Ninety years ago this summer, a Republican legislator from Tennessee, Harry T. Burn, was the key vote that gave women the right to vote in the United States. Thirty-five states had ratified it out of the 36 needed to add the 19th Amendment to the U.S. Constitution. The state legislature was tied, with 48 votes for and 48 against. On Aug. 18, 1920, Burn broke the tie.
Now, it seems that another Tennessee Republican could be the key to advancing, in some people’s eyes, the cause of abolishing international gender discrimination.
The Republican? U.S. Sen. Bob Corker.
Corker has been identified as a target of a national campaign urging the United States to ratify a United Nations treaty first drafted in the late 1970s called the Convention on the Elimination of All Forms of Discrimination Against Women. This year, the CEDAW Task Force of the Leadership Conference on Civil and Human Rights has organized a national campaign to urge the Senate to ratify the treaty. Locally, the campaign has sent postcards to Corker, urging him to vote in favor of CEDAW.
“The reason why you’re seeing so much activity in Tennessee is that [Aug. 26] is Women’s Equality Day, which celebrates the anniversary of the 19th Amendment,” said Jeff Miller, spokesman for the leadership conference.
Burn, who was originally undecided on the women’s suffrage issue, was famously moved to vote yes after receiving a letter from his mother. The City Paper was unable to reach Corker’s mother, Jean Corker, of Signal Mountain, Tenn., by press time.
Corker’s office offered an email statement indicating that, as of now, he is less-than-supportive of the treaty.

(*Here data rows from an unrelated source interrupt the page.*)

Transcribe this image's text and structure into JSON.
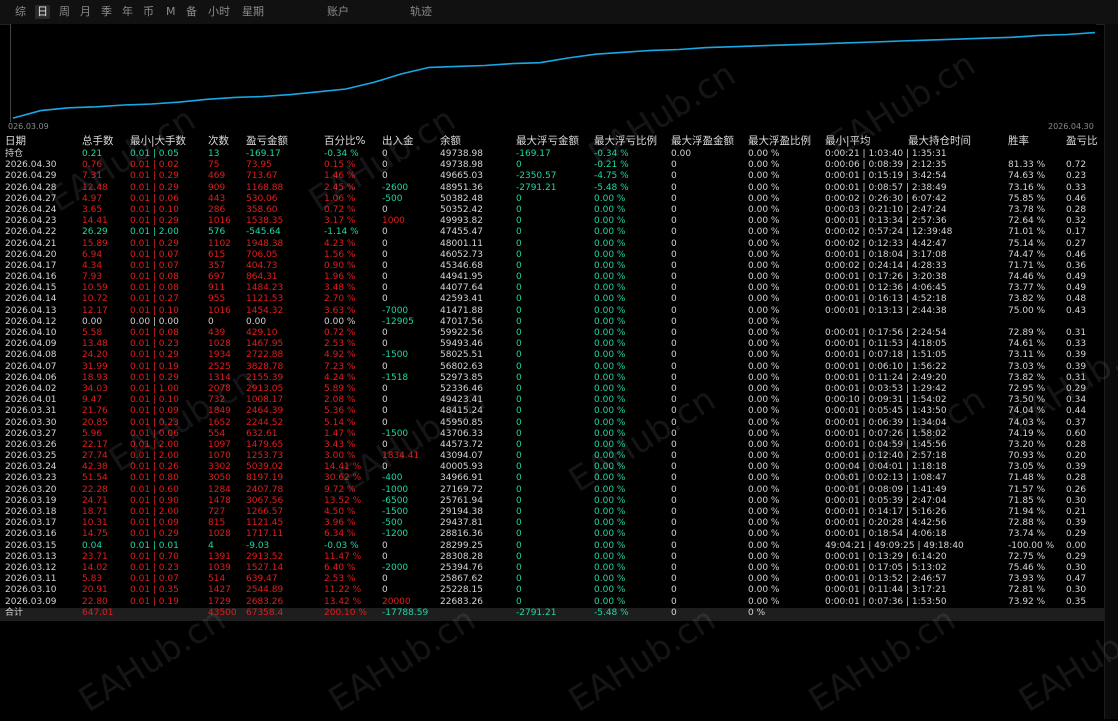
{
  "tabs": [
    {
      "label": "综",
      "active": false
    },
    {
      "label": "日",
      "active": true
    },
    {
      "label": "周",
      "active": false
    },
    {
      "label": "月",
      "active": false
    },
    {
      "label": "季",
      "active": false
    },
    {
      "label": "年",
      "active": false
    },
    {
      "label": "币",
      "active": false
    },
    {
      "label": "M",
      "active": false
    },
    {
      "label": "备",
      "active": false
    },
    {
      "label": "小时",
      "active": false
    },
    {
      "label": "星期",
      "active": false
    },
    {
      "label": "账户",
      "active": false
    },
    {
      "label": "轨迹",
      "active": false
    }
  ],
  "chart": {
    "x_start_label": "026.03.09",
    "x_end_label": "2026.04.30",
    "line_color": "#19a8e6",
    "curve_y": [
      0.02,
      0.1,
      0.13,
      0.14,
      0.16,
      0.17,
      0.19,
      0.22,
      0.24,
      0.25,
      0.27,
      0.3,
      0.33,
      0.4,
      0.49,
      0.56,
      0.57,
      0.58,
      0.6,
      0.61,
      0.66,
      0.7,
      0.72,
      0.74,
      0.75,
      0.77,
      0.78,
      0.79,
      0.8,
      0.81,
      0.82,
      0.83,
      0.84,
      0.85,
      0.86,
      0.87,
      0.88,
      0.9,
      0.91,
      0.93
    ]
  },
  "watermark": "EAHub.cn",
  "colors": {
    "green": "#1ed6a4",
    "red": "#e21d1d",
    "white": "#d4d4d4",
    "background": "#000000",
    "total_bg": "#1e1e1e"
  },
  "columns": [
    "日期",
    "总手数",
    "最小|大手数",
    "次数",
    "盈亏金额",
    "百分比%",
    "出入金",
    "余额",
    "最大浮亏金额",
    "最大浮亏比例",
    "最大浮盈金额",
    "最大浮盈比例",
    "最小|平均",
    "最大持仓时间",
    "胜率",
    "盈亏比"
  ],
  "rows": [
    {
      "c": "g",
      "d": [
        "持仓",
        "0.21",
        "0.01 | 0.05",
        "13",
        "-169.17",
        "-0.34 %",
        "0",
        "49738.98",
        "-169.17",
        "-0.34 %",
        "0.00",
        "0.00 %",
        "0:00:21 | 1:03:40 | 1:35:31",
        "",
        "",
        ""
      ]
    },
    {
      "c": "r",
      "d": [
        "2026.04.30",
        "0.76",
        "0.01 | 0.02",
        "75",
        "73.95",
        "0.15 %",
        "0",
        "49738.98",
        "0",
        "-0.21 %",
        "0",
        "0.00 %",
        "0:00:06 | 0:08:39 | 2:12:35",
        "",
        "81.33 %",
        "0.72"
      ]
    },
    {
      "c": "r",
      "d": [
        "2026.04.29",
        "7.31",
        "0.01 | 0.29",
        "469",
        "713.67",
        "1.46 %",
        "0",
        "49665.03",
        "-2350.57",
        "-4.75 %",
        "0",
        "0.00 %",
        "0:00:01 | 0:15:19 | 3:42:54",
        "",
        "74.63 %",
        "0.23"
      ]
    },
    {
      "c": "r",
      "d": [
        "2026.04.28",
        "12.48",
        "0.01 | 0.29",
        "909",
        "1168.88",
        "2.45 %",
        "-2600",
        "48951.36",
        "-2791.21",
        "-5.48 %",
        "0",
        "0.00 %",
        "0:00:01 | 0:08:57 | 2:38:49",
        "",
        "73.16 %",
        "0.33"
      ]
    },
    {
      "c": "r",
      "d": [
        "2026.04.27",
        "4.97",
        "0.01 | 0.06",
        "443",
        "530.06",
        "1.06 %",
        "-500",
        "50382.48",
        "0",
        "0.00 %",
        "0",
        "0.00 %",
        "0:00:02 | 0:26:30 | 6:07:42",
        "",
        "75.85 %",
        "0.46"
      ]
    },
    {
      "c": "r",
      "d": [
        "2026.04.24",
        "3.65",
        "0.01 | 0.10",
        "286",
        "358.60",
        "0.72 %",
        "0",
        "50352.42",
        "0",
        "0.00 %",
        "0",
        "0.00 %",
        "0:00:03 | 0:21:10 | 2:47:24",
        "",
        "73.78 %",
        "0.28"
      ]
    },
    {
      "c": "r",
      "d": [
        "2026.04.23",
        "14.41",
        "0.01 | 0.29",
        "1016",
        "1538.35",
        "3.17 %",
        "1000",
        "49993.82",
        "0",
        "0.00 %",
        "0",
        "0.00 %",
        "0:00:01 | 0:13:34 | 2:57:36",
        "",
        "72.64 %",
        "0.32"
      ]
    },
    {
      "c": "g",
      "d": [
        "2026.04.22",
        "26.29",
        "0.01 | 2.00",
        "576",
        "-545.64",
        "-1.14 %",
        "0",
        "47455.47",
        "0",
        "0.00 %",
        "0",
        "0.00 %",
        "0:00:02 | 0:57:24 | 12:39:48",
        "",
        "71.01 %",
        "0.17"
      ]
    },
    {
      "c": "r",
      "d": [
        "2026.04.21",
        "15.89",
        "0.01 | 0.29",
        "1102",
        "1948.38",
        "4.23 %",
        "0",
        "48001.11",
        "0",
        "0.00 %",
        "0",
        "0.00 %",
        "0:00:02 | 0:12:33 | 4:42:47",
        "",
        "75.14 %",
        "0.27"
      ]
    },
    {
      "c": "r",
      "d": [
        "2026.04.20",
        "6.94",
        "0.01 | 0.07",
        "615",
        "706.05",
        "1.56 %",
        "0",
        "46052.73",
        "0",
        "0.00 %",
        "0",
        "0.00 %",
        "0:00:01 | 0:18:04 | 3:17:08",
        "",
        "74.47 %",
        "0.46"
      ]
    },
    {
      "c": "r",
      "d": [
        "2026.04.17",
        "4.34",
        "0.01 | 0.07",
        "357",
        "404.73",
        "0.90 %",
        "0",
        "45346.68",
        "0",
        "0.00 %",
        "0",
        "0.00 %",
        "0:00:02 | 0:24:14 | 4:28:33",
        "",
        "71.71 %",
        "0.36"
      ]
    },
    {
      "c": "r",
      "d": [
        "2026.04.16",
        "7.93",
        "0.01 | 0.08",
        "697",
        "864.31",
        "1.96 %",
        "0",
        "44941.95",
        "0",
        "0.00 %",
        "0",
        "0.00 %",
        "0:00:01 | 0:17:26 | 3:20:38",
        "",
        "74.46 %",
        "0.49"
      ]
    },
    {
      "c": "r",
      "d": [
        "2026.04.15",
        "10.59",
        "0.01 | 0.08",
        "911",
        "1484.23",
        "3.48 %",
        "0",
        "44077.64",
        "0",
        "0.00 %",
        "0",
        "0.00 %",
        "0:00:01 | 0:12:36 | 4:06:45",
        "",
        "73.77 %",
        "0.49"
      ]
    },
    {
      "c": "r",
      "d": [
        "2026.04.14",
        "10.72",
        "0.01 | 0.27",
        "955",
        "1121.53",
        "2.70 %",
        "0",
        "42593.41",
        "0",
        "0.00 %",
        "0",
        "0.00 %",
        "0:00:01 | 0:16:13 | 4:52:18",
        "",
        "73.82 %",
        "0.48"
      ]
    },
    {
      "c": "r",
      "d": [
        "2026.04.13",
        "12.17",
        "0.01 | 0.10",
        "1016",
        "1454.32",
        "3.63 %",
        "-7000",
        "41471.88",
        "0",
        "0.00 %",
        "0",
        "0.00 %",
        "0:00:01 | 0:13:13 | 2:44:38",
        "",
        "75.00 %",
        "0.43"
      ]
    },
    {
      "c": "w",
      "d": [
        "2026.04.12",
        "0.00",
        "0.00 | 0.00",
        "0",
        "0.00",
        "0.00 %",
        "-12905",
        "47017.56",
        "0",
        "0.00 %",
        "0",
        "0.00 %",
        "",
        "",
        "",
        ""
      ]
    },
    {
      "c": "r",
      "d": [
        "2026.04.10",
        "5.58",
        "0.01 | 0.08",
        "439",
        "429.10",
        "0.72 %",
        "0",
        "59922.56",
        "0",
        "0.00 %",
        "0",
        "0.00 %",
        "0:00:01 | 0:17:56 | 2:24:54",
        "",
        "72.89 %",
        "0.31"
      ]
    },
    {
      "c": "r",
      "d": [
        "2026.04.09",
        "13.48",
        "0.01 | 0.23",
        "1028",
        "1467.95",
        "2.53 %",
        "0",
        "59493.46",
        "0",
        "0.00 %",
        "0",
        "0.00 %",
        "0:00:01 | 0:11:53 | 4:18:05",
        "",
        "74.61 %",
        "0.33"
      ]
    },
    {
      "c": "r",
      "d": [
        "2026.04.08",
        "24.20",
        "0.01 | 0.29",
        "1934",
        "2722.88",
        "4.92 %",
        "-1500",
        "58025.51",
        "0",
        "0.00 %",
        "0",
        "0.00 %",
        "0:00:01 | 0:07:18 | 1:51:05",
        "",
        "73.11 %",
        "0.39"
      ]
    },
    {
      "c": "r",
      "d": [
        "2026.04.07",
        "31.99",
        "0.01 | 0.19",
        "2525",
        "3828.78",
        "7.23 %",
        "0",
        "56802.63",
        "0",
        "0.00 %",
        "0",
        "0.00 %",
        "0:00:01 | 0:06:10 | 1:56:22",
        "",
        "73.03 %",
        "0.39"
      ]
    },
    {
      "c": "r",
      "d": [
        "2026.04.06",
        "18.93",
        "0.01 | 0.29",
        "1314",
        "2155.39",
        "4.24 %",
        "-1518",
        "52973.85",
        "0",
        "0.00 %",
        "0",
        "0.00 %",
        "0:00:01 | 0:11:24 | 2:49:20",
        "",
        "73.82 %",
        "0.31"
      ]
    },
    {
      "c": "r",
      "d": [
        "2026.04.02",
        "34.03",
        "0.01 | 1.00",
        "2078",
        "2913.05",
        "5.89 %",
        "0",
        "52336.46",
        "0",
        "0.00 %",
        "0",
        "0.00 %",
        "0:00:01 | 0:03:53 | 1:29:42",
        "",
        "72.95 %",
        "0.29"
      ]
    },
    {
      "c": "r",
      "d": [
        "2026.04.01",
        "9.47",
        "0.01 | 0.10",
        "732",
        "1008.17",
        "2.08 %",
        "0",
        "49423.41",
        "0",
        "0.00 %",
        "0",
        "0.00 %",
        "0:00:10 | 0:09:31 | 1:54:02",
        "",
        "73.50 %",
        "0.34"
      ]
    },
    {
      "c": "r",
      "d": [
        "2026.03.31",
        "21.76",
        "0.01 | 0.09",
        "1849",
        "2464.39",
        "5.36 %",
        "0",
        "48415.24",
        "0",
        "0.00 %",
        "0",
        "0.00 %",
        "0:00:01 | 0:05:45 | 1:43:50",
        "",
        "74.04 %",
        "0.44"
      ]
    },
    {
      "c": "r",
      "d": [
        "2026.03.30",
        "20.85",
        "0.01 | 0.23",
        "1652",
        "2244.52",
        "5.14 %",
        "0",
        "45950.85",
        "0",
        "0.00 %",
        "0",
        "0.00 %",
        "0:00:01 | 0:06:39 | 1:34:04",
        "",
        "74.03 %",
        "0.37"
      ]
    },
    {
      "c": "r",
      "d": [
        "2026.03.27",
        "5.96",
        "0.01 | 0.06",
        "554",
        "632.61",
        "1.47 %",
        "-1500",
        "43706.33",
        "0",
        "0.00 %",
        "0",
        "0.00 %",
        "0:00:01 | 0:07:26 | 1:58:02",
        "",
        "74.19 %",
        "0.60"
      ]
    },
    {
      "c": "r",
      "d": [
        "2026.03.26",
        "22.17",
        "0.01 | 2.00",
        "1097",
        "1479.65",
        "3.43 %",
        "0",
        "44573.72",
        "0",
        "0.00 %",
        "0",
        "0.00 %",
        "0:00:01 | 0:04:59 | 1:45:56",
        "",
        "73.20 %",
        "0.28"
      ]
    },
    {
      "c": "r",
      "d": [
        "2026.03.25",
        "27.74",
        "0.01 | 2.00",
        "1070",
        "1253.73",
        "3.00 %",
        "1834.41",
        "43094.07",
        "0",
        "0.00 %",
        "0",
        "0.00 %",
        "0:00:01 | 0:12:40 | 2:57:18",
        "",
        "70.93 %",
        "0.20"
      ]
    },
    {
      "c": "r",
      "d": [
        "2026.03.24",
        "42.38",
        "0.01 | 0.26",
        "3302",
        "5039.02",
        "14.41 %",
        "0",
        "40005.93",
        "0",
        "0.00 %",
        "0",
        "0.00 %",
        "0:00:04 | 0:04:01 | 1:18:18",
        "",
        "73.05 %",
        "0.39"
      ]
    },
    {
      "c": "r",
      "d": [
        "2026.03.23",
        "51.54",
        "0.01 | 0.80",
        "3050",
        "8197.19",
        "30.62 %",
        "-400",
        "34966.91",
        "0",
        "0.00 %",
        "0",
        "0.00 %",
        "0:00:01 | 0:02:13 | 1:08:47",
        "",
        "71.48 %",
        "0.28"
      ]
    },
    {
      "c": "r",
      "d": [
        "2026.03.20",
        "22.28",
        "0.01 | 0.60",
        "1284",
        "2407.78",
        "9.72 %",
        "-1000",
        "27169.72",
        "0",
        "0.00 %",
        "0",
        "0.00 %",
        "0:00:01 | 0:08:09 | 1:41:49",
        "",
        "71.57 %",
        "0.26"
      ]
    },
    {
      "c": "r",
      "d": [
        "2026.03.19",
        "24.71",
        "0.01 | 0.90",
        "1478",
        "3067.56",
        "13.52 %",
        "-6500",
        "25761.94",
        "0",
        "0.00 %",
        "0",
        "0.00 %",
        "0:00:01 | 0:05:39 | 2:47:04",
        "",
        "71.85 %",
        "0.30"
      ]
    },
    {
      "c": "r",
      "d": [
        "2026.03.18",
        "18.71",
        "0.01 | 2.00",
        "727",
        "1266.57",
        "4.50 %",
        "-1500",
        "29194.38",
        "0",
        "0.00 %",
        "0",
        "0.00 %",
        "0:00:01 | 0:14:17 | 5:16:26",
        "",
        "71.94 %",
        "0.21"
      ]
    },
    {
      "c": "r",
      "d": [
        "2026.03.17",
        "10.31",
        "0.01 | 0.09",
        "815",
        "1121.45",
        "3.96 %",
        "-500",
        "29437.81",
        "0",
        "0.00 %",
        "0",
        "0.00 %",
        "0:00:01 | 0:20:28 | 4:42:56",
        "",
        "72.88 %",
        "0.39"
      ]
    },
    {
      "c": "r",
      "d": [
        "2026.03.16",
        "14.75",
        "0.01 | 0.29",
        "1028",
        "1717.11",
        "6.34 %",
        "-1200",
        "28816.36",
        "0",
        "0.00 %",
        "0",
        "0.00 %",
        "0:00:01 | 0:18:54 | 4:06:18",
        "",
        "73.74 %",
        "0.29"
      ]
    },
    {
      "c": "g",
      "d": [
        "2026.03.15",
        "0.04",
        "0.01 | 0.01",
        "4",
        "-9.03",
        "-0.03 %",
        "0",
        "28299.25",
        "0",
        "0.00 %",
        "0",
        "0.00 %",
        "49:04:21 | 49:09:25 | 49:18:40",
        "",
        "-100.00 %",
        "0.00"
      ]
    },
    {
      "c": "r",
      "d": [
        "2026.03.13",
        "23.71",
        "0.01 | 0.70",
        "1391",
        "2913.52",
        "11.47 %",
        "0",
        "28308.28",
        "0",
        "0.00 %",
        "0",
        "0.00 %",
        "0:00:01 | 0:13:29 | 6:14:20",
        "",
        "72.75 %",
        "0.29"
      ]
    },
    {
      "c": "r",
      "d": [
        "2026.03.12",
        "14.02",
        "0.01 | 0.23",
        "1039",
        "1527.14",
        "6.40 %",
        "-2000",
        "25394.76",
        "0",
        "0.00 %",
        "0",
        "0.00 %",
        "0:00:01 | 0:17:05 | 5:13:02",
        "",
        "75.46 %",
        "0.30"
      ]
    },
    {
      "c": "r",
      "d": [
        "2026.03.11",
        "5.83",
        "0.01 | 0.07",
        "514",
        "639.47",
        "2.53 %",
        "0",
        "25867.62",
        "0",
        "0.00 %",
        "0",
        "0.00 %",
        "0:00:01 | 0:13:52 | 2:46:57",
        "",
        "73.93 %",
        "0.47"
      ]
    },
    {
      "c": "r",
      "d": [
        "2026.03.10",
        "20.91",
        "0.01 | 0.35",
        "1427",
        "2544.89",
        "11.22 %",
        "0",
        "25228.15",
        "0",
        "0.00 %",
        "0",
        "0.00 %",
        "0:00:01 | 0:11:44 | 3:17:21",
        "",
        "72.81 %",
        "0.30"
      ]
    },
    {
      "c": "r",
      "d": [
        "2026.03.09",
        "22.80",
        "0.01 | 0.19",
        "1729",
        "2683.26",
        "13.42 %",
        "20000",
        "22683.26",
        "0",
        "0.00 %",
        "0",
        "0.00 %",
        "0:00:01 | 0:07:36 | 1:53:50",
        "",
        "73.92 %",
        "0.35"
      ]
    }
  ],
  "total": {
    "label": "合计",
    "lots": "647.01",
    "count": "43500",
    "pnl": "67358.4",
    "percent": "200.10 %",
    "deposit": "-17788.59",
    "max_float_loss": "-2791.21",
    "max_float_loss_pct": "-5.48 %",
    "max_float_profit": "0",
    "max_float_profit_pct": "0 %"
  }
}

“Senator Corker has been a leading advocate for improved access to social and economic opportunity in the developing world and supported efforts to end the suffering of and violence against vulnerable populations, including women. … Like most Americans, Sen. Corker believes we should stand up for the basic human rights of all people and work toward ending violence and discrimination against women wherever it occurs, but he thinks the CEDAW treaty is overly broad and could undermine U.S. sovereignty.”
Nevertheless, for the campaign, it looks in many ways to be the right year to at least attempt to change Corker’s and some of his colleagues’ minds, wielding points including the company the U.S. now keeps in failing to agree to be bound to the terms of the treaty. Qatar’s accession — in effect, the same as ratification but for the fact that Qatar didn’t sign the original treaty — makes 186 out of 193 U.N.-recognized nations on board with CEDAW. The other six non-compliers are Sudan, Somalia, Iran (all with less-than-impressive records when it comes to human rights) and Nauru, Palau, and Tonga (three island countries with a combined population nearly rivaling Chattanooga’s).
This year will also mark the first time the United States has submitted itself to a Uniform Periodic Review by the UN’s Council on Human Rights. A failure to ratify CEDAW could tarnish its record in gender equality. Finally, this year’s mid-term election will likely give some Senate seats to Republicans. Since any treaty requires a two-thirds majority (or 67 votes) for Senate approval, that already means eight GOP votes are needed on top of the full 59-member Democratic Caucus. The prospects look grimmer in 2011.
First, though, a treaty will likely have to be approved by the Foreign Relations Committee. Sen. Richard Lugar, R-Indiana, is the ranking member of that committee, but he voted against the treaty in 2002. That’s where Corker, the second-ranking Republican, comes in.
The treaty will likely be required to pass this committee to reach the Senate floor, but Corker’s office said it doesn’t expect ratification to be offered in the Senate during the 111th Congress.
CEDAW has garnered support from President Obama, Secretary of State Hillary Clinton and Sen. John Kerry, the chairman of the Foreign Relations Committee.
Corker’s voting history suggests that hoping for his support for the treaty might be something of a long shot. He voted against invoking cloture — which would have ended debate and forced a vote — on the Lilly Ledbetter Fair Pay Act of 2007, legislation that extended the amount of time an employee would be eligible to file a pay discrimination suit against her employer. When the 2009 version of the bill finally did come up for a full vote, Corker voted against it. Last year, he voted against an amendment to the 2010 Defense Appropriations Act that called for the Defense Department to end all contracts with companies that stopped employees who were victims of rape from taking their cases to civilian court.
It’s also worth mentioning that Corker has consistently voted pro-life. A treaty like CEDAW that has been construed, accurately or not, as having a “pro-abortion agenda” is unlikely to appeal to him politically.